Langhoff: One mistake people make when sending a résumé to a recruiter is to copy the entire firm. That does not endear you to a recruiter. Send it to the right person. Because I have a consumer background [as a former CFO of Pepsi Bottling], a lot of sales and marketing folks send me e-mails. But I’m never going to cover those people, so it’s a wasted effort. Also, be helpful when recruiters call and ask if you know anyone they should talk to in their search for someone with a certain background to join XYZ Company. If you help us, we’re going to remember that.
: If you don’t know a recruiter, find an intermediary who will provide an introduction for you. It works every time. If I get a call from someone I know and respect who referred somebody to me, I will always return the call.
A good exercise is to tell a recruiter the five things you’re good at, the five things you like to do, and five places where you’d like to live. That helps a recruiter think about you in the appropriate fashion.
Are there any geographical job-search guidelines?
Heid: We often see people who have lost their jobs and say they can’t move. In this economic environment, if that is absolutely the case, take a defined time frame, like three to six months, and really penetrate your area.

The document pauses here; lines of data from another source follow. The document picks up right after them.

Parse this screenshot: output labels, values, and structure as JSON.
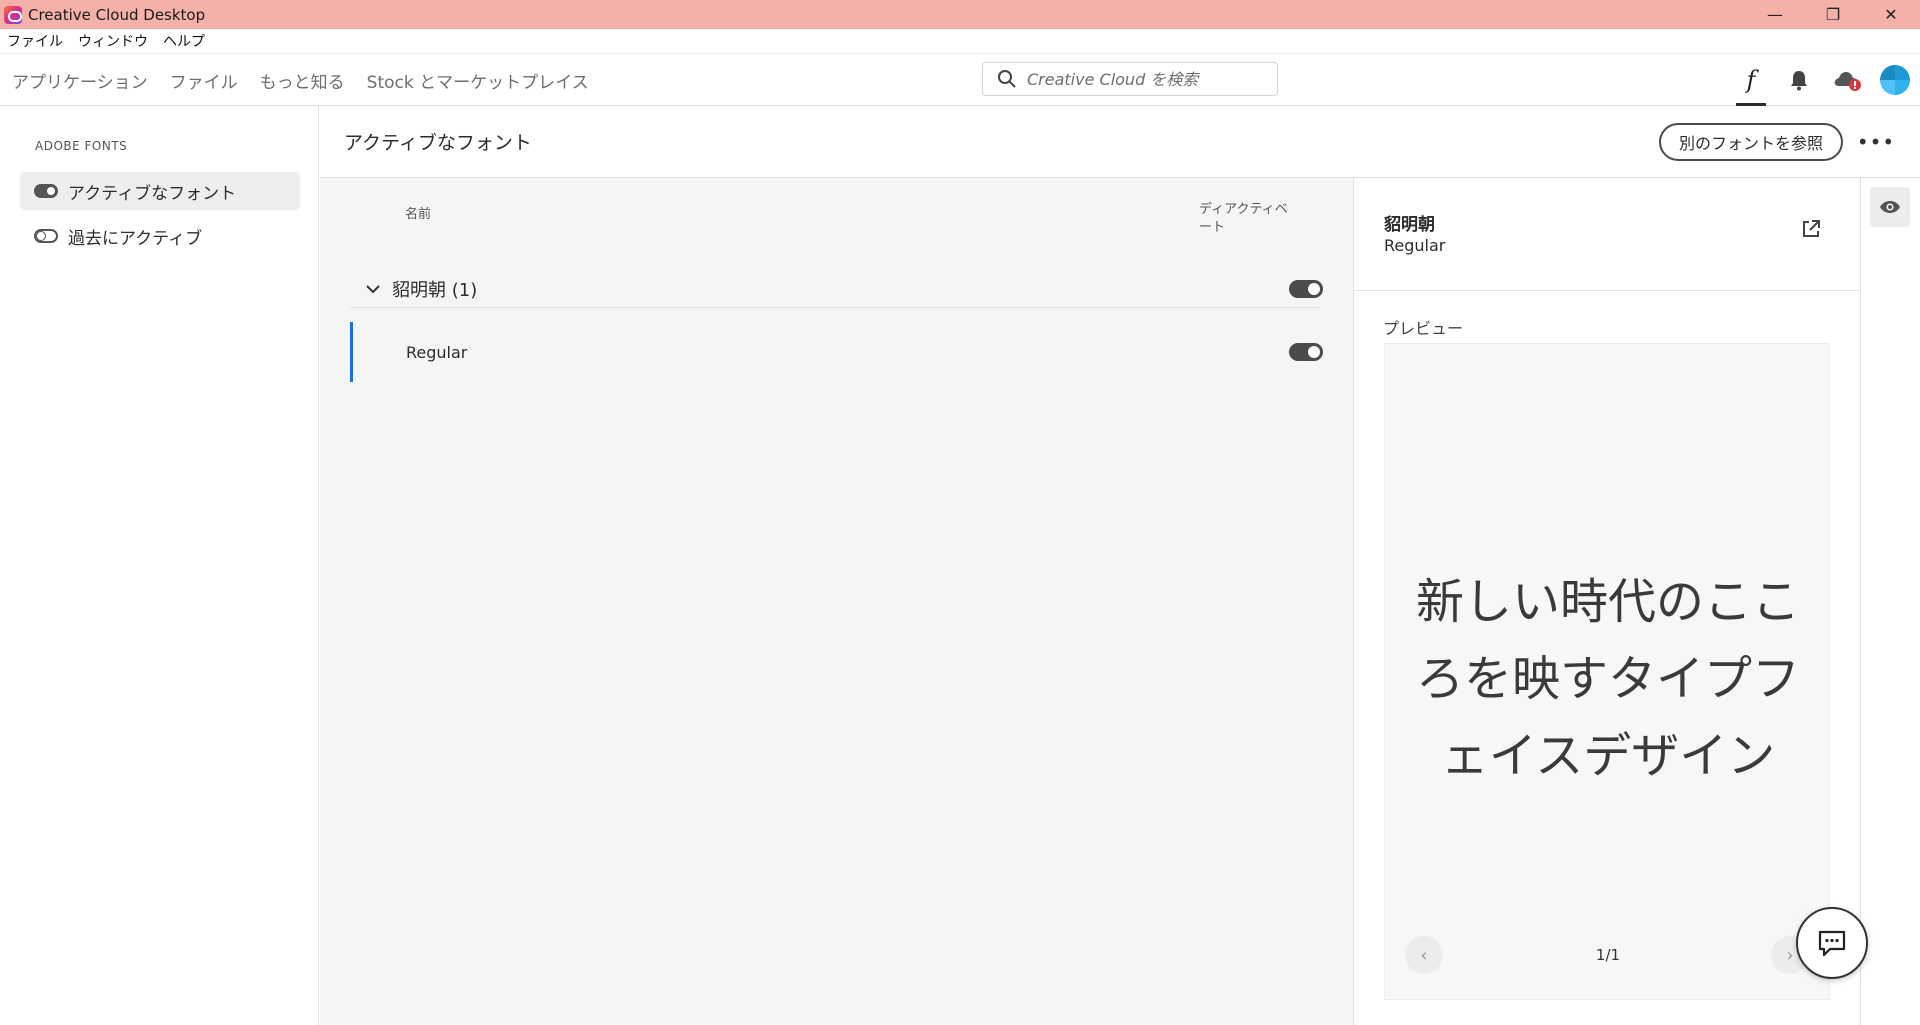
{
  "window": {
    "title": "Creative Cloud Desktop",
    "controls": {
      "minimize": "—",
      "restore": "❐",
      "close": "✕"
    }
  },
  "menubar": [
    "ファイル",
    "ウィンドウ",
    "ヘルプ"
  ],
  "topnav": {
    "links": [
      "アプリケーション",
      "ファイル",
      "もっと知る",
      "Stock とマーケットプレイス"
    ],
    "search_placeholder": "Creative Cloud を検索",
    "fonts_icon_glyph": "f"
  },
  "sidebar": {
    "section_label": "ADOBE FONTS",
    "items": [
      {
        "label": "アクティブなフォント",
        "active": true
      },
      {
        "label": "過去にアクティブ",
        "active": false
      }
    ]
  },
  "content": {
    "title": "アクティブなフォント",
    "browse_button": "別のフォントを参照",
    "more_button": "•••"
  },
  "font_list": {
    "col_name": "名前",
    "col_deactivate": "ディアクティベート",
    "family": {
      "name": "貂明朝 (1)",
      "active": true
    },
    "styles": [
      {
        "name": "Regular",
        "active": true,
        "selected": true
      }
    ]
  },
  "detail": {
    "family": "貂明朝",
    "style": "Regular",
    "preview_label": "プレビュー",
    "preview_text": "新しい時代のこころを映すタイプフェイスデザイン",
    "pager_count": "1/1",
    "pager_prev": "‹",
    "pager_next": "›"
  },
  "colors": {
    "titlebar": "#f4b1a9",
    "selection_accent": "#1473e6",
    "avatar": "#2fb3ea"
  }
}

If you don’t find something, you absolutely need to expand your geography. You do not want to be out of the market for more than a year. You may get a little bit of a grace period right now because the economy has been so weak, but quite honestly, I have clients who say they don’t want to see anybody who’s unemployed. I do push back and explain that there are a lot of people who are unemployed for the right reasons, like their company was bought. But if you have a job and want to make a move, stay employed.
Do you recommend to CFOs that as part of raising their profile they should talk to the press?
: I think that is a very effective way to get some visibility. It highlights what you’ve been able to accomplish.
What are the chances of moving to a larger organization?
Heid: People who have been in smaller companies tend to have worn many hats, so in many cases they are broader in their experience base. You’re not going to go from a $20 million company to a $2 billion company, but you can certainly move up the food chain.
What are the trends in pay packages?
Heid: We’ve seen base salaries continue to escalate. The biggest difference is in variable compensation, both long term and short term. It’s much more tied to performance, as opposed to just the passage of time. Certainly the long-term equity is tied to very explicit metrics, whether they be cash-flow generation, EBITDA, or whatever is important to the company. Another thing we’ve seen is that the perks that once existed are really going out of vogue. A company doesn’t want to have to file an 8-K saying they bought the CFO a country-club membership.
Langhoff: The bump-up you get from moving to a new company has begun to shrink. We have clients who feel that because of the economy, they can lowball somebody. So if someone was making $200,000, the new employer is thinking, well, he’s out of work right now, so I’ll offer $180,000 and I’m not going to budge. This also impacts what I call “wealth on the table” — if you have unvested stock options or restricted stock units, the new company may look to give that a haircut. They may think they don’t have to compensate you dollar for dollar.
: The A-players are always going to be able to demand what they’re worth. You don’t have to give up very much, if anything, if you bring what the company really wants.